Record excerpts

....

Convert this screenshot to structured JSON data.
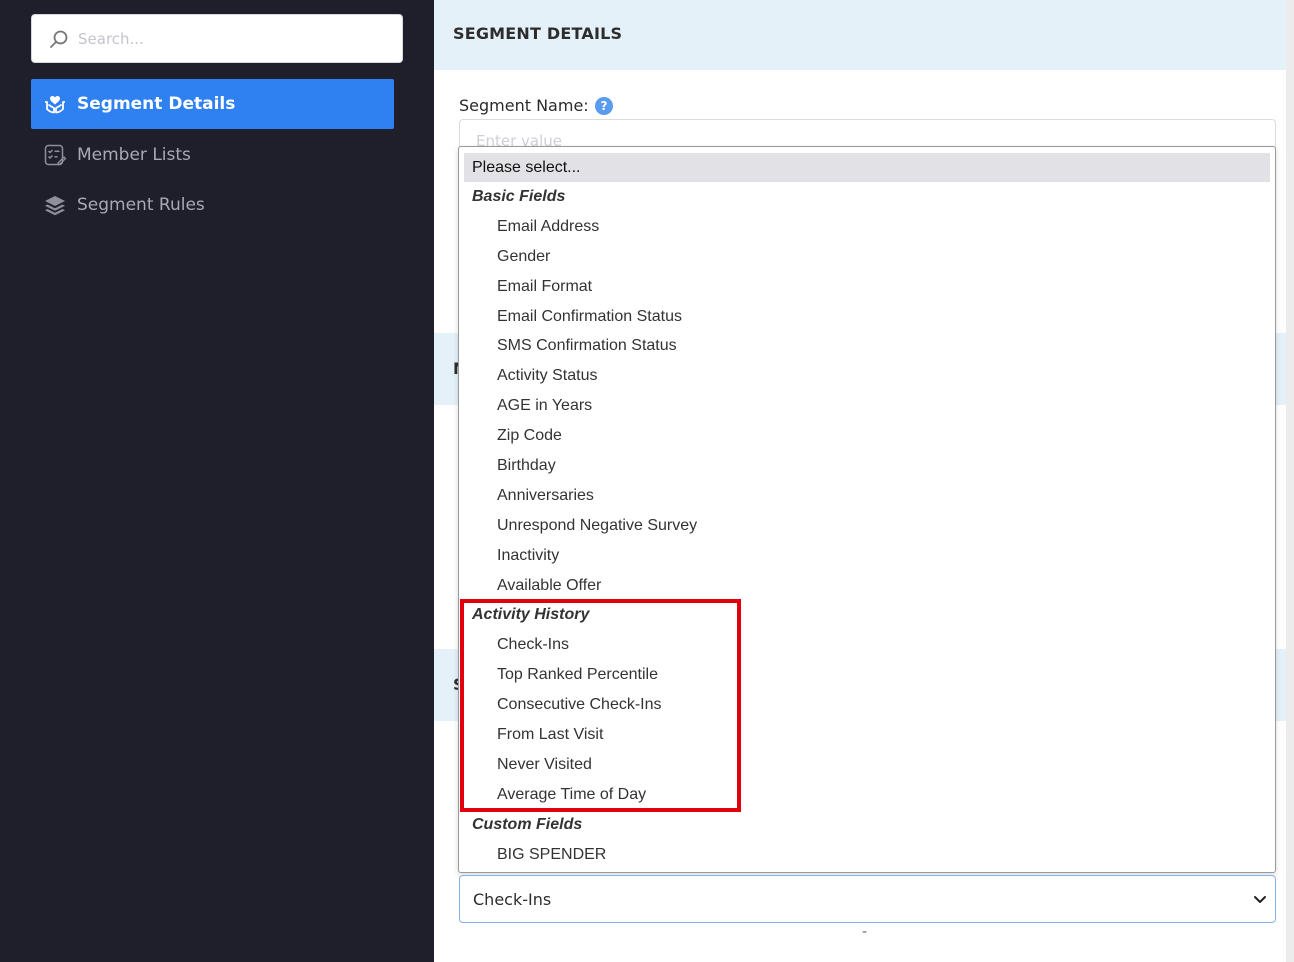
{
  "sidebar": {
    "search": {
      "placeholder": "Search..."
    },
    "items": [
      {
        "label": "Segment Details",
        "icon": "hands-heart-icon",
        "active": true
      },
      {
        "label": "Member Lists",
        "icon": "checklist-icon",
        "active": false
      },
      {
        "label": "Segment Rules",
        "icon": "layers-icon",
        "active": false
      }
    ]
  },
  "main": {
    "section_title": "SEGMENT DETAILS",
    "segment_name_label": "Segment Name:",
    "segment_name_placeholder": "Enter value",
    "hidden_header_2_letter": "M",
    "hidden_header_3_letter": "S"
  },
  "dropdown": {
    "placeholder": "Please select...",
    "groups": [
      {
        "label": "Basic Fields",
        "options": [
          "Email Address",
          "Gender",
          "Email Format",
          "Email Confirmation Status",
          "SMS Confirmation Status",
          "Activity Status",
          "AGE in Years",
          "Zip Code",
          "Birthday",
          "Anniversaries",
          "Unrespond Negative Survey",
          "Inactivity",
          "Available Offer"
        ]
      },
      {
        "label": "Activity History",
        "options": [
          "Check-Ins",
          "Top Ranked Percentile",
          "Consecutive Check-Ins",
          "From Last Visit",
          "Never Visited",
          "Average Time of Day"
        ]
      },
      {
        "label": "Custom Fields",
        "options": [
          "BIG SPENDER"
        ]
      }
    ]
  },
  "select": {
    "value": "Check-Ins"
  },
  "colors": {
    "sidebar_bg": "#1f1f2c",
    "accent": "#2f80f0",
    "header_bg": "#e5f1f9",
    "highlight": "#e0000e"
  }
}
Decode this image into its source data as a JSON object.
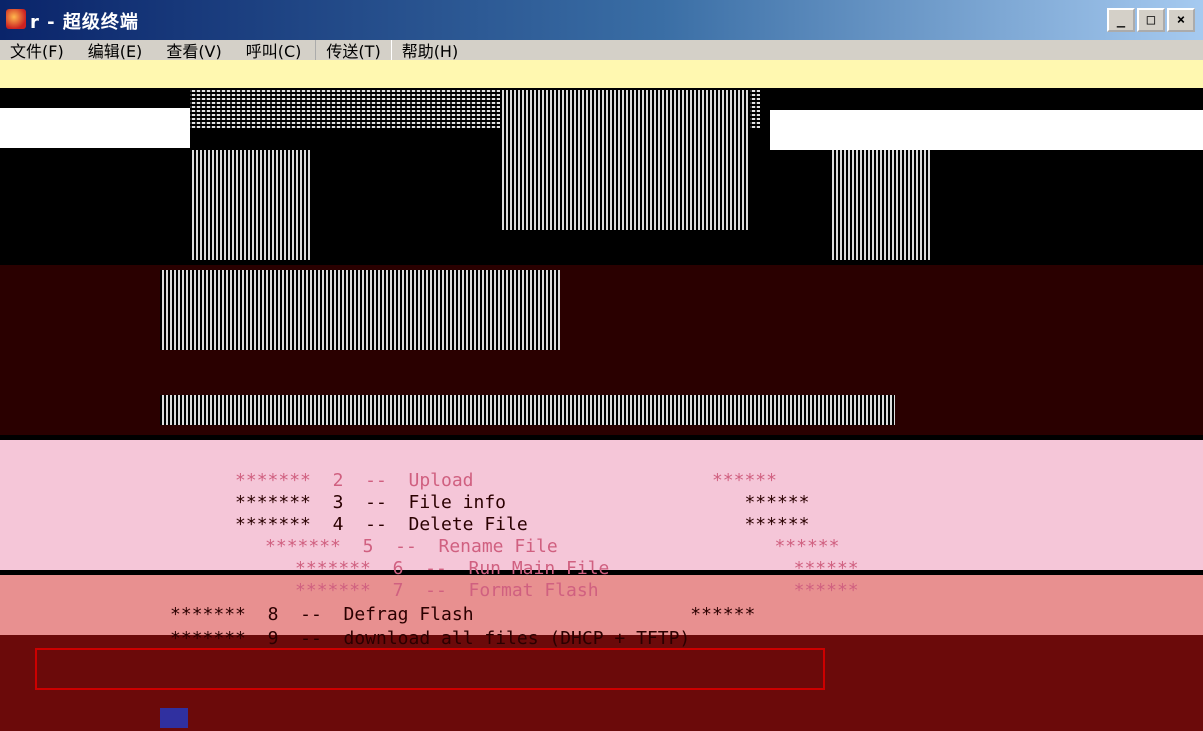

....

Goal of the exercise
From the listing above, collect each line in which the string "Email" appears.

Task result
          "Email Address",
          "Email Format",
          "Email Confirmation Status",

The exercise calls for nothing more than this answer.